### Records for processing ###

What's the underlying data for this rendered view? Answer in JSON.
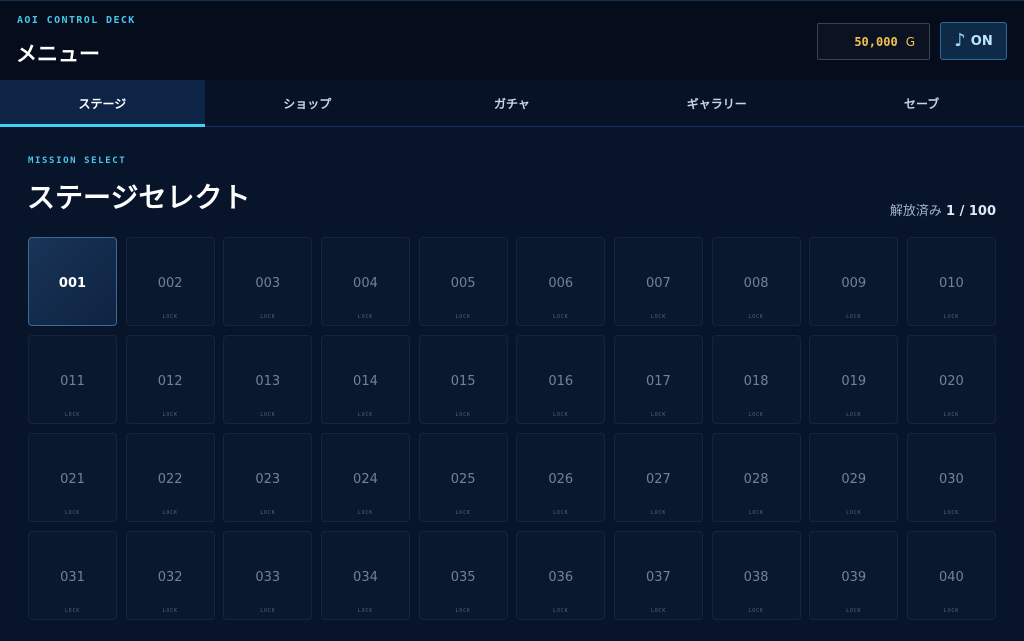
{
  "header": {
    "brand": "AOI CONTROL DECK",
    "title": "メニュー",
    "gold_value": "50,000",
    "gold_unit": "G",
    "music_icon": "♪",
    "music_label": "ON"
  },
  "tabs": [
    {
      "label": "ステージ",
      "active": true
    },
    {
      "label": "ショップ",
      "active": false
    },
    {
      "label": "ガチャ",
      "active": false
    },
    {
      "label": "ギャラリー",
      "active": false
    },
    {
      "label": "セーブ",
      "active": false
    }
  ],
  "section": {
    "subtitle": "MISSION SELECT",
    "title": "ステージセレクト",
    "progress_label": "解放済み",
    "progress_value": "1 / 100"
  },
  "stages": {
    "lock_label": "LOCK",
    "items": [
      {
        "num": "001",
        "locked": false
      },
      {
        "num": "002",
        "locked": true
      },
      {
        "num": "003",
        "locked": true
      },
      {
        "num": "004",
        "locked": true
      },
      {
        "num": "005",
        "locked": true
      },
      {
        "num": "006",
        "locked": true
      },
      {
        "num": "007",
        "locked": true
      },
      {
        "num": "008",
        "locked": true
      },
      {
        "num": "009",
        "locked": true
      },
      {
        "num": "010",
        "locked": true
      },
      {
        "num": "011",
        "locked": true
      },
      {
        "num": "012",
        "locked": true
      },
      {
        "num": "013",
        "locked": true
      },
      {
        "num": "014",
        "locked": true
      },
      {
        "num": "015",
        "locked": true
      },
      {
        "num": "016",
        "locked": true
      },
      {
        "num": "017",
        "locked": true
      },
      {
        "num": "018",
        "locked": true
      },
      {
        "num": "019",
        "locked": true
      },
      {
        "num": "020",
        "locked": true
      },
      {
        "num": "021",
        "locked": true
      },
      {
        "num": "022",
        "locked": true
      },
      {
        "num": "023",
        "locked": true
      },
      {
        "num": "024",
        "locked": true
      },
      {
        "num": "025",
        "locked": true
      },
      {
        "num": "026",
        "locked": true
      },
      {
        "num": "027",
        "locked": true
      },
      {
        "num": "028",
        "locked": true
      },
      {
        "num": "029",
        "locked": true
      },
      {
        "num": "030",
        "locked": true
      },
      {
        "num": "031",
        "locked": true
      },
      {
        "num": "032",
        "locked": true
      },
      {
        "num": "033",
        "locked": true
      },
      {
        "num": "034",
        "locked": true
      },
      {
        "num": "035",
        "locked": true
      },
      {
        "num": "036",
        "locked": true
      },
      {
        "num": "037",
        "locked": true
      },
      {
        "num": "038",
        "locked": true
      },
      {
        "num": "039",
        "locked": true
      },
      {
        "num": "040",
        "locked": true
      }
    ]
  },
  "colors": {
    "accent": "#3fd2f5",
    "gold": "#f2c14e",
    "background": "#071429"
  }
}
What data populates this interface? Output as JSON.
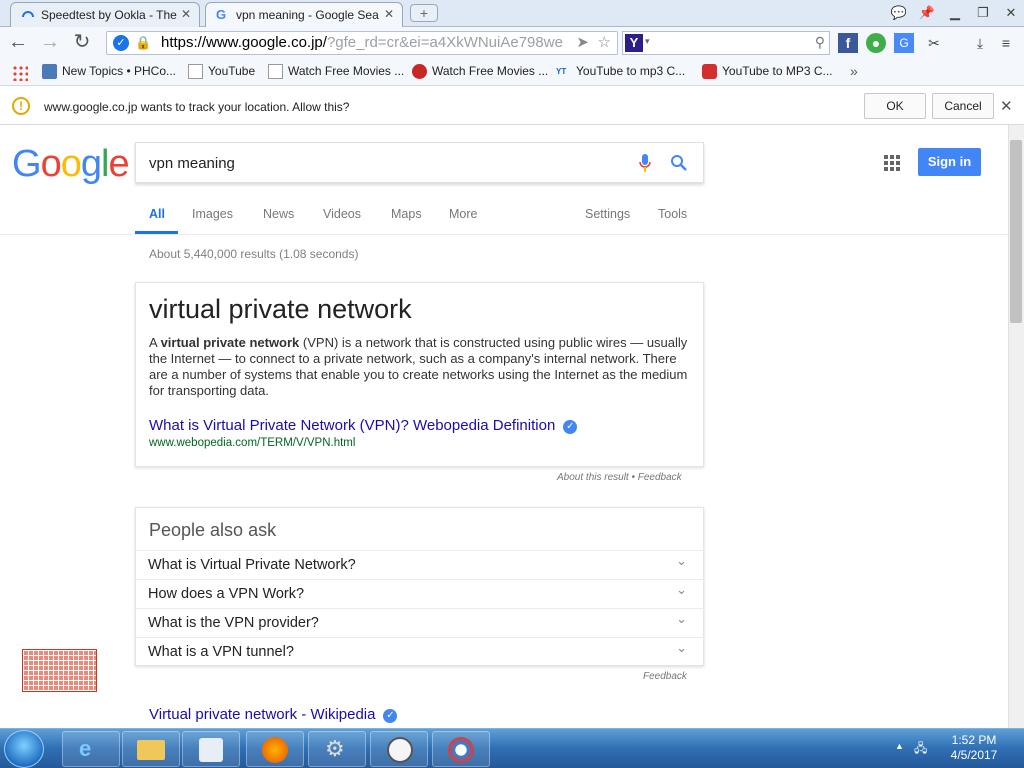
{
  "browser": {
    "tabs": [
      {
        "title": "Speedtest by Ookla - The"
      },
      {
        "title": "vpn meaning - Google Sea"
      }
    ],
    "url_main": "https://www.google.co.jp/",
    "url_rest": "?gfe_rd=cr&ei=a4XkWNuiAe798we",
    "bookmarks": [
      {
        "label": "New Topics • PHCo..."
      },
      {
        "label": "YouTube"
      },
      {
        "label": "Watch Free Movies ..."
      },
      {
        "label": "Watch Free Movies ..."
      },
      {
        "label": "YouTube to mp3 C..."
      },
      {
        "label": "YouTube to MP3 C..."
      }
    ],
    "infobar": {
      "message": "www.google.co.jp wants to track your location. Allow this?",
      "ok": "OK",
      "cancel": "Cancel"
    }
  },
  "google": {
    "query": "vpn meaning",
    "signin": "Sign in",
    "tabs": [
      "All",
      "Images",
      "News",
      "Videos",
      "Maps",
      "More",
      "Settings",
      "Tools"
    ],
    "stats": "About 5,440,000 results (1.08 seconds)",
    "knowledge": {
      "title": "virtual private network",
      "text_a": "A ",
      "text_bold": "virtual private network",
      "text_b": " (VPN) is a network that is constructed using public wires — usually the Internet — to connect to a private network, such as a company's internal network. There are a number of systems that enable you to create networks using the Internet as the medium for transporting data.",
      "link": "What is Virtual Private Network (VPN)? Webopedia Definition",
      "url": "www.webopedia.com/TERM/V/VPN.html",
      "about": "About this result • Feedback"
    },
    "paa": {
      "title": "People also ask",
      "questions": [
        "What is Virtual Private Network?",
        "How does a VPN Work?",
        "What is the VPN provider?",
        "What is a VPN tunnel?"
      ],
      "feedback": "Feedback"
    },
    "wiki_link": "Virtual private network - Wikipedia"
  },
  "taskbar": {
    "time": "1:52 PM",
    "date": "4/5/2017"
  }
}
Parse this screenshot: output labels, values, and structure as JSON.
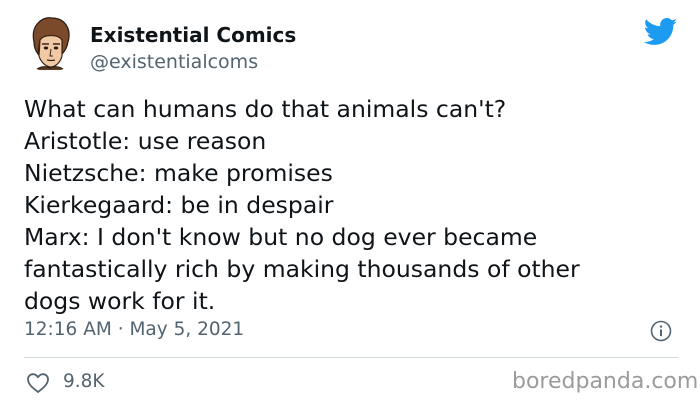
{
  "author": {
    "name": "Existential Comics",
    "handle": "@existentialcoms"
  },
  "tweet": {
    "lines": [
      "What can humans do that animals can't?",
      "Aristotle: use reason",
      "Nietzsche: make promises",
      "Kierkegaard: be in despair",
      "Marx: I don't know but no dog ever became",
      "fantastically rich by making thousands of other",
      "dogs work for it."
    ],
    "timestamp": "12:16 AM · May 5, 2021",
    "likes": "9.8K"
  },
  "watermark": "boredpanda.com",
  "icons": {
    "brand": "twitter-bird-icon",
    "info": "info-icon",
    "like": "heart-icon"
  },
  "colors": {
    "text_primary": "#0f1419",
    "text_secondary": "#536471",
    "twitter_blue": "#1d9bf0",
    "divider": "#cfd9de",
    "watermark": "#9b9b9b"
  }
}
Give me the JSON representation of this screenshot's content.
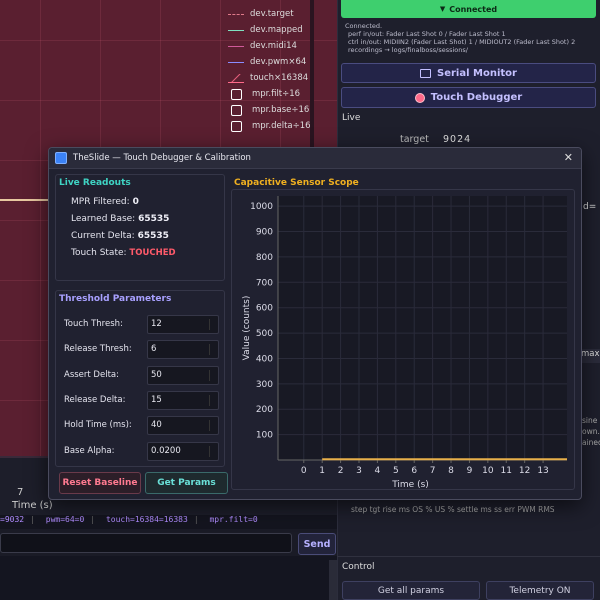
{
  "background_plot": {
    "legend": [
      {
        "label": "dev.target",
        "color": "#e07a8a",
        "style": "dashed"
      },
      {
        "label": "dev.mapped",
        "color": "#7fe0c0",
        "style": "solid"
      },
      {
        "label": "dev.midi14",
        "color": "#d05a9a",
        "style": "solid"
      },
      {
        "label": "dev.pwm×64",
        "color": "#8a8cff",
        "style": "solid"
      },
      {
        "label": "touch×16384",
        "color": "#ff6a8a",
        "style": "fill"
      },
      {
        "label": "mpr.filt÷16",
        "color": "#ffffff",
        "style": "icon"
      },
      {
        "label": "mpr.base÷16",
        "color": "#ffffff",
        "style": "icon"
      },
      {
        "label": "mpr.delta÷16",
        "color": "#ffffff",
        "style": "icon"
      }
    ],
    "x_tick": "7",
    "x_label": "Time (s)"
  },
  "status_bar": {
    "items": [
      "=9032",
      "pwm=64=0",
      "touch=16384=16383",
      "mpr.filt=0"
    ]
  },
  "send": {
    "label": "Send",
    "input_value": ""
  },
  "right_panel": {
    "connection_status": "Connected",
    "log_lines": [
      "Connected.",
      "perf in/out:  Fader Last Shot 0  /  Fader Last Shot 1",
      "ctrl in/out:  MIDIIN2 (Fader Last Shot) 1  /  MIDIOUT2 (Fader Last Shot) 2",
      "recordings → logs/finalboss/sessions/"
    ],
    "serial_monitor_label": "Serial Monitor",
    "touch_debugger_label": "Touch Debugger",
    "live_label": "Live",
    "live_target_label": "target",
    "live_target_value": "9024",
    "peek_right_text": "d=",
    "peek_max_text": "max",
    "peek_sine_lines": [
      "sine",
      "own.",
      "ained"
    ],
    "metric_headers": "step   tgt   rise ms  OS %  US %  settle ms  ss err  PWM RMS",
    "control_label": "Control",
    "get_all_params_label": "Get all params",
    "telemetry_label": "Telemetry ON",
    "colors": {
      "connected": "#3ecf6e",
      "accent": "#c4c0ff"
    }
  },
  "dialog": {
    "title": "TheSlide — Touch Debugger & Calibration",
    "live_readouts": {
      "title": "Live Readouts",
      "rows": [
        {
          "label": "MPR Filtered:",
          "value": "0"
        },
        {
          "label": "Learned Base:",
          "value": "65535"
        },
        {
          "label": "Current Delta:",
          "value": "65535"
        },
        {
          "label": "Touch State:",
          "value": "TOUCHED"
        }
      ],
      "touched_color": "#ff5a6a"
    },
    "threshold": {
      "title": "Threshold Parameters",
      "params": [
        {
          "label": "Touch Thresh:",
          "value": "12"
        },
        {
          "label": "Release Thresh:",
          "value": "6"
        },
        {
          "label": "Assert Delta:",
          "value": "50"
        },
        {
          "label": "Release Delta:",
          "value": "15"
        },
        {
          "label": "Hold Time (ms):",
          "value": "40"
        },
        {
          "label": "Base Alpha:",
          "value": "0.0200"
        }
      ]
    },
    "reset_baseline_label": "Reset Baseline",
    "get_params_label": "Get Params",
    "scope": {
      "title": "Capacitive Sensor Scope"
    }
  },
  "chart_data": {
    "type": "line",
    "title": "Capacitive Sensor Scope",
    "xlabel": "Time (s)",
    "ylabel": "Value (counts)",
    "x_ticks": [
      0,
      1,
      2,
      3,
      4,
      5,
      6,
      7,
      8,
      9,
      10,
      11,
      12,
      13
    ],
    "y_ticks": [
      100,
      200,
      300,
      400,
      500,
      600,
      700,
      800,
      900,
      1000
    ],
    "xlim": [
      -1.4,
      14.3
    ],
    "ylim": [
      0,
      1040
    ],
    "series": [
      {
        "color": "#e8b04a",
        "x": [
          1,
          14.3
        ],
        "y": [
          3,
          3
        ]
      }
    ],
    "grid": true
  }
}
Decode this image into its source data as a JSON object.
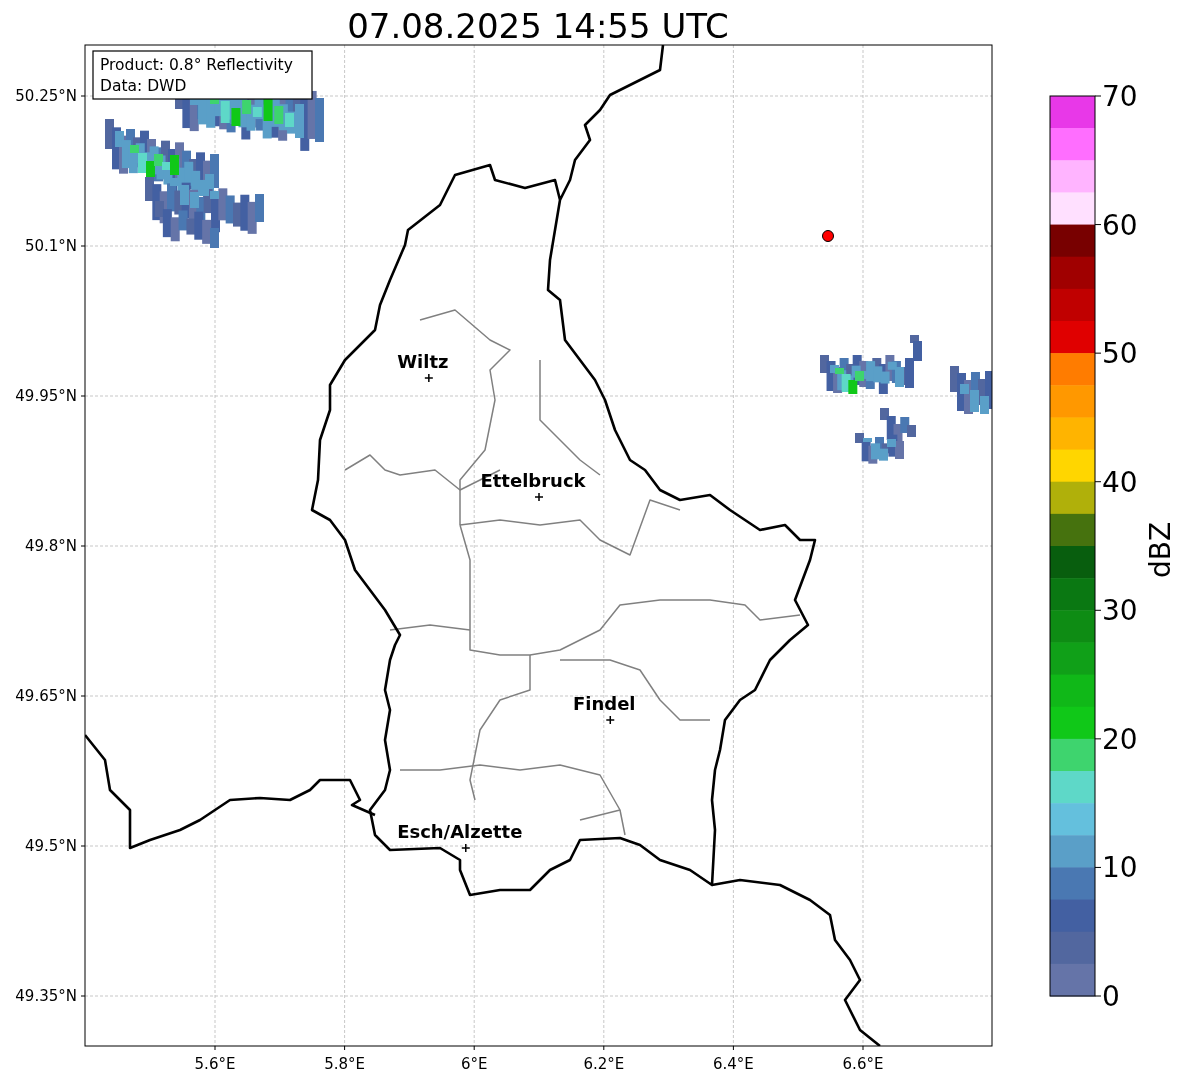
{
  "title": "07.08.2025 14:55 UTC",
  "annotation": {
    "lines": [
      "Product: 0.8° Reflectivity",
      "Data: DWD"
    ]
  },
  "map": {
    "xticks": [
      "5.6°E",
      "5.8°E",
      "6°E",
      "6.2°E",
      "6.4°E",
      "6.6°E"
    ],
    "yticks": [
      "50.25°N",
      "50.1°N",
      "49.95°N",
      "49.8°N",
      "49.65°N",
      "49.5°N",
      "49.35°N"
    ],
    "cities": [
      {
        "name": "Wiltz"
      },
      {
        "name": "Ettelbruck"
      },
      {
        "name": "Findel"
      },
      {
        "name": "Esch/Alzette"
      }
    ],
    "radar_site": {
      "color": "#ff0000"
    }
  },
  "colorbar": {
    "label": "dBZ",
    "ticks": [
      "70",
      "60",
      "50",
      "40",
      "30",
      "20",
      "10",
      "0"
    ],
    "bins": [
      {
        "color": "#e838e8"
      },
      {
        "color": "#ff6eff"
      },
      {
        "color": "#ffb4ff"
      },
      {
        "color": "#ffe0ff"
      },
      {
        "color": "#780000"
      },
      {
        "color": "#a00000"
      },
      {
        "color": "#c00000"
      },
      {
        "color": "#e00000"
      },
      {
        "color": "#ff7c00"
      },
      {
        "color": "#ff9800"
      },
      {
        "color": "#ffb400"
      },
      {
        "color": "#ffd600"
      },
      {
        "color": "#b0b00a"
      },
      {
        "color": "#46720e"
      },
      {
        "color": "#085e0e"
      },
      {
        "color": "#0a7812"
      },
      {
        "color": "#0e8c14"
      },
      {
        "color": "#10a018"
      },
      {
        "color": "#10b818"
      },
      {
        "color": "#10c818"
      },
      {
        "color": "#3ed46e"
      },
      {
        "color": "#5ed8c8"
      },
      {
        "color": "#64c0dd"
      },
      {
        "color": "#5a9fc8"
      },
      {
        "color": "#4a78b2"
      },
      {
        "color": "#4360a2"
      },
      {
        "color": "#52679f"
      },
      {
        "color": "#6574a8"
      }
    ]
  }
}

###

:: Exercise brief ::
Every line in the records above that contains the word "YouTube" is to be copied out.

:: Task answer ::
        "label": "YouTube"
        "label": "YouTube to mp3 C..."
        "label": "YouTube to MP3 C..."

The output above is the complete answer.